Nothing should be omitted: restate the full listing word for word.

^^^^^^^^

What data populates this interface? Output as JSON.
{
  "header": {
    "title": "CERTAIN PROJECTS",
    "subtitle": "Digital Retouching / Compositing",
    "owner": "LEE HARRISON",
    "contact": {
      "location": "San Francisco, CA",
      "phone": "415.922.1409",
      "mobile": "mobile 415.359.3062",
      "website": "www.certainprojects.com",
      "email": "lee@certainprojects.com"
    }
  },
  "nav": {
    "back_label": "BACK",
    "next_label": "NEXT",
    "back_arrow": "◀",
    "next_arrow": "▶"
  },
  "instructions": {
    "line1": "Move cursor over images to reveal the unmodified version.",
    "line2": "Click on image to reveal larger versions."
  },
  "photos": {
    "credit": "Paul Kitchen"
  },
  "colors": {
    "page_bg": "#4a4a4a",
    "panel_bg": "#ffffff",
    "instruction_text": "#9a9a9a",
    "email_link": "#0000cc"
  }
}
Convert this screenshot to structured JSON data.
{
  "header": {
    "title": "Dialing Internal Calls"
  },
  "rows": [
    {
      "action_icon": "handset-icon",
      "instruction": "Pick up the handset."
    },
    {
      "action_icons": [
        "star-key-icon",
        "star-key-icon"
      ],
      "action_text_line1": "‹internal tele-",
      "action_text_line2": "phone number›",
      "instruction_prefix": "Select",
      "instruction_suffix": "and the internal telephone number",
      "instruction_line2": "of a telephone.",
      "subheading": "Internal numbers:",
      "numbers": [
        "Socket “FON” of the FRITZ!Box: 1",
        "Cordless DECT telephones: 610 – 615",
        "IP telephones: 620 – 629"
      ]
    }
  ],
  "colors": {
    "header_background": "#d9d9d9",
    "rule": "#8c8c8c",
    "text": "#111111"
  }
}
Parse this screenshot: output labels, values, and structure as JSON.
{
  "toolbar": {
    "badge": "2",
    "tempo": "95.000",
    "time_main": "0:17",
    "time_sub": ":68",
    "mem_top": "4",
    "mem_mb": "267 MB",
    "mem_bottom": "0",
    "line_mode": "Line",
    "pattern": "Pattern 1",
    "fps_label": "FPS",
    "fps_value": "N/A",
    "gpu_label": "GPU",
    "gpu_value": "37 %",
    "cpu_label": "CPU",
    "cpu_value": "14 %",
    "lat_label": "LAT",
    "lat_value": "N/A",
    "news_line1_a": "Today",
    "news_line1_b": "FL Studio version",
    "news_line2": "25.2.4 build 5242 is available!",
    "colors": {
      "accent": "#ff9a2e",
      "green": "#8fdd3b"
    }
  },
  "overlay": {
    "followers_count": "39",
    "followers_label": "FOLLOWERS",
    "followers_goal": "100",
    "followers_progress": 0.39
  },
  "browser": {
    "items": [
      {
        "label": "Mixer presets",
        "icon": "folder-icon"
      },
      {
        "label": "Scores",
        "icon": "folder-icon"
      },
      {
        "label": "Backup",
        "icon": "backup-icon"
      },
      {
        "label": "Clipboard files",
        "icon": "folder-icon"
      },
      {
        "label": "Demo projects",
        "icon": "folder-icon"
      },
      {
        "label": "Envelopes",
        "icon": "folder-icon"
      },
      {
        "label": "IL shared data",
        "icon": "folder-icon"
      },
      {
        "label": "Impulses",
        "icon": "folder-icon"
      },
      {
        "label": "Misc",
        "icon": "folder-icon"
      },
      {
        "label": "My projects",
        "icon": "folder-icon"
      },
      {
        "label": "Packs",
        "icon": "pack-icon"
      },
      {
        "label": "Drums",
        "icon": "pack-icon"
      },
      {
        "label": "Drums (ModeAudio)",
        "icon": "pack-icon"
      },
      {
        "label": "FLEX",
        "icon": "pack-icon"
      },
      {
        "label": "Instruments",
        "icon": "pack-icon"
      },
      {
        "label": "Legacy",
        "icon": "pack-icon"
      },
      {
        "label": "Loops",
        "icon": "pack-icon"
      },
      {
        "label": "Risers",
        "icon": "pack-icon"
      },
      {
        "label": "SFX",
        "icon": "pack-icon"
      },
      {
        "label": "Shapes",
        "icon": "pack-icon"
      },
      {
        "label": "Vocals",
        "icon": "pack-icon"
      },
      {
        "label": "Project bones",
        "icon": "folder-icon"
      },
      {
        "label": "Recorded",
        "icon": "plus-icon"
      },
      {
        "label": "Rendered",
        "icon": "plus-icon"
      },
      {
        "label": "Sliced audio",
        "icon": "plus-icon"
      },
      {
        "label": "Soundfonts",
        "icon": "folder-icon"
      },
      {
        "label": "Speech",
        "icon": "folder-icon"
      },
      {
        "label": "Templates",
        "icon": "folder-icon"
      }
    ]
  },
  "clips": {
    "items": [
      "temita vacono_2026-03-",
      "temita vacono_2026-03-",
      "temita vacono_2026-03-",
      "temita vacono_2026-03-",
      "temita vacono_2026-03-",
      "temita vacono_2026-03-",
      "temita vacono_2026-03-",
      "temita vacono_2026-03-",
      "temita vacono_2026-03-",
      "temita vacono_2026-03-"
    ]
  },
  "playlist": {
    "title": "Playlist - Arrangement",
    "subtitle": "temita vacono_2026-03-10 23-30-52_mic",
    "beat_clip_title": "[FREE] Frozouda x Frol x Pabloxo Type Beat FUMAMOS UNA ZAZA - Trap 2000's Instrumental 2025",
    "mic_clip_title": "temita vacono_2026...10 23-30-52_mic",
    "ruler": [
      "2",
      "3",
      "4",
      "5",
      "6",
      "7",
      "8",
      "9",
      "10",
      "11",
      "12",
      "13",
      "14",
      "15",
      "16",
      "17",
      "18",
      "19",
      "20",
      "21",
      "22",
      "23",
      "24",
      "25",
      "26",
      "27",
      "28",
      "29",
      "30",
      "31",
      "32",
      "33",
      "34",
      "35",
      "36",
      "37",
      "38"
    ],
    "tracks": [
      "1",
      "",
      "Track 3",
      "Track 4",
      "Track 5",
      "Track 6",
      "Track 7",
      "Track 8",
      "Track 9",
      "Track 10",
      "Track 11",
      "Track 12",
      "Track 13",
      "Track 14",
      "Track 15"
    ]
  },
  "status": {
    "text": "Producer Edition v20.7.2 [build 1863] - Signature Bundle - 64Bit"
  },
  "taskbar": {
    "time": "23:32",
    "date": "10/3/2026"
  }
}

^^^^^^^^

_SOLUTION FOR THIS PROBLEM_:
What data populates this interface? Output as JSON.
{
  "header": {
    "title": "CERTAIN PROJECTS",
    "subtitle": "Digital Retouching / Compositing",
    "owner": "LEE HARRISON",
    "contact": {
      "location": "San Francisco, CA",
      "phone": "415.922.1409",
      "mobile": "mobile 415.359.3062",
      "website": "www.certainprojects.com",
      "email": "lee@certainprojects.com"
    }
  },
  "nav": {
    "back_label": "BACK",
    "next_label": "NEXT",
    "back_arrow": "◀",
    "next_arrow": "▶"
  },
  "instructions": {
    "line1": "Move cursor over images to reveal the unmodified version.",
    "line2": "Click on image to reveal larger versions."
  },
  "photos": {
    "credit": "Paul Kitchen"
  },
  "colors": {
    "page_bg": "#4a4a4a",
    "panel_bg": "#ffffff",
    "instruction_text": "#9a9a9a",
    "email_link": "#0000cc"
  }
}
Convert this screenshot to structured JSON data.
{
  "header": {
    "title": "Dialing Internal Calls"
  },
  "rows": [
    {
      "action_icon": "handset-icon",
      "instruction": "Pick up the handset."
    },
    {
      "action_icons": [
        "star-key-icon",
        "star-key-icon"
      ],
      "action_text_line1": "‹internal tele-",
      "action_text_line2": "phone number›",
      "instruction_prefix": "Select",
      "instruction_suffix": "and the internal telephone number",
      "instruction_line2": "of a telephone.",
      "subheading": "Internal numbers:",
      "numbers": [
        "Socket “FON” of the FRITZ!Box: 1",
        "Cordless DECT telephones: 610 – 615",
        "IP telephones: 620 – 629"
      ]
    }
  ],
  "colors": {
    "header_background": "#d9d9d9",
    "rule": "#8c8c8c",
    "text": "#111111"
  }
}
Parse this screenshot: output labels, values, and structure as JSON.
{
  "toolbar": {
    "badge": "2",
    "tempo": "95.000",
    "time_main": "0:17",
    "time_sub": ":68",
    "mem_top": "4",
    "mem_mb": "267 MB",
    "mem_bottom": "0",
    "line_mode": "Line",
    "pattern": "Pattern 1",
    "fps_label": "FPS",
    "fps_value": "N/A",
    "gpu_label": "GPU",
    "gpu_value": "37 %",
    "cpu_label": "CPU",
    "cpu_value": "14 %",
    "lat_label": "LAT",
    "lat_value": "N/A",
    "news_line1_a": "Today",
    "news_line1_b": "FL Studio version",
    "news_line2": "25.2.4 build 5242 is available!",
    "colors": {
      "accent": "#ff9a2e",
      "green": "#8fdd3b"
    }
  },
  "overlay": {
    "followers_count": "39",
    "followers_label": "FOLLOWERS",
    "followers_goal": "100",
    "followers_progress": 0.39
  },
  "browser": {
    "items": [
      {
        "label": "Mixer presets",
        "icon": "folder-icon"
      },
      {
        "label": "Scores",
        "icon": "folder-icon"
      },
      {
        "label": "Backup",
        "icon": "backup-icon"
      },
      {
        "label": "Clipboard files",
        "icon": "folder-icon"
      },
      {
        "label": "Demo projects",
        "icon": "folder-icon"
      },
      {
        "label": "Envelopes",
        "icon": "folder-icon"
      },
      {
        "label": "IL shared data",
        "icon": "folder-icon"
      },
      {
        "label": "Impulses",
        "icon": "folder-icon"
      },
      {
        "label": "Misc",
        "icon": "folder-icon"
      },
      {
        "label": "My projects",
        "icon": "folder-icon"
      },
      {
        "label": "Packs",
        "icon": "pack-icon"
      },
      {
        "label": "Drums",
        "icon": "pack-icon"
      },
      {
        "label": "Drums (ModeAudio)",
        "icon": "pack-icon"
      },
      {
        "label": "FLEX",
        "icon": "pack-icon"
      },
      {
        "label": "Instruments",
        "icon": "pack-icon"
      },
      {
        "label": "Legacy",
        "icon": "pack-icon"
      },
      {
        "label": "Loops",
        "icon": "pack-icon"
      },
      {
        "label": "Risers",
        "icon": "pack-icon"
      },
      {
        "label": "SFX",
        "icon": "pack-icon"
      },
      {
        "label": "Shapes",
        "icon": "pack-icon"
      },
      {
        "label": "Vocals",
        "icon": "pack-icon"
      },
      {
        "label": "Project bones",
        "icon": "folder-icon"
      },
      {
        "label": "Recorded",
        "icon": "plus-icon"
      },
      {
        "label": "Rendered",
        "icon": "plus-icon"
      },
      {
        "label": "Sliced audio",
        "icon": "plus-icon"
      },
      {
        "label": "Soundfonts",
        "icon": "folder-icon"
      },
      {
        "label": "Speech",
        "icon": "folder-icon"
      },
      {
        "label": "Templates",
        "icon": "folder-icon"
      }
    ]
  },
  "clips": {
    "items": [
      "temita vacono_2026-03-",
      "temita vacono_2026-03-",
      "temita vacono_2026-03-",
      "temita vacono_2026-03-",
      "temita vacono_2026-03-",
      "temita vacono_2026-03-",
      "temita vacono_2026-03-",
      "temita vacono_2026-03-",
      "temita vacono_2026-03-",
      "temita vacono_2026-03-"
    ]
  },
  "playlist": {
    "title": "Playlist - Arrangement",
    "subtitle": "temita vacono_2026-03-10 23-30-52_mic",
    "beat_clip_title": "[FREE] Frozouda x Frol x Pabloxo Type Beat FUMAMOS UNA ZAZA - Trap 2000's Instrumental 2025",
    "mic_clip_title": "temita vacono_2026...10 23-30-52_mic",
    "ruler": [
      "2",
      "3",
      "4",
      "5",
      "6",
      "7",
      "8",
      "9",
      "10",
      "11",
      "12",
      "13",
      "14",
      "15",
      "16",
      "17",
      "18",
      "19",
      "20",
      "21",
      "22",
      "23",
      "24",
      "25",
      "26",
      "27",
      "28",
      "29",
      "30",
      "31",
      "32",
      "33",
      "34",
      "35",
      "36",
      "37",
      "38"
    ],
    "tracks": [
      "1",
      "",
      "Track 3",
      "Track 4",
      "Track 5",
      "Track 6",
      "Track 7",
      "Track 8",
      "Track 9",
      "Track 10",
      "Track 11",
      "Track 12",
      "Track 13",
      "Track 14",
      "Track 15"
    ]
  },
  "status": {
    "text": "Producer Edition v20.7.2 [build 1863] - Signature Bundle - 64Bit"
  },
  "taskbar": {
    "time": "23:32",
    "date": "10/3/2026"
  }
}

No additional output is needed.